GIVEN DATA Block Start

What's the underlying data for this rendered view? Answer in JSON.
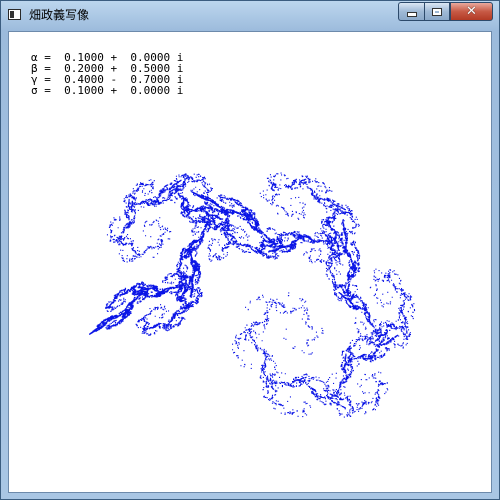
{
  "window": {
    "title": "畑政義写像",
    "controls": {
      "minimize": "minimize",
      "maximize": "maximize",
      "close": "close"
    }
  },
  "parameters": [
    {
      "symbol": "α",
      "real": "0.1000",
      "sign": "+",
      "imag": "0.0000",
      "unit": "i"
    },
    {
      "symbol": "β",
      "real": "0.2000",
      "sign": "+",
      "imag": "0.5000",
      "unit": "i"
    },
    {
      "symbol": "γ",
      "real": "0.4000",
      "sign": "-",
      "imag": "0.7000",
      "unit": "i"
    },
    {
      "symbol": "σ",
      "real": "0.1000",
      "sign": "+",
      "imag": "0.0000",
      "unit": "i"
    }
  ],
  "fractal": {
    "color": "#0a14e6",
    "background": "#ffffff"
  }
}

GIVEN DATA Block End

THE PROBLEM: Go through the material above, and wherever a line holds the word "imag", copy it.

EXPECTED ANSWER:
      "imag": "0.0000",
      "imag": "0.5000",
      "imag": "0.7000",
      "imag": "0.0000",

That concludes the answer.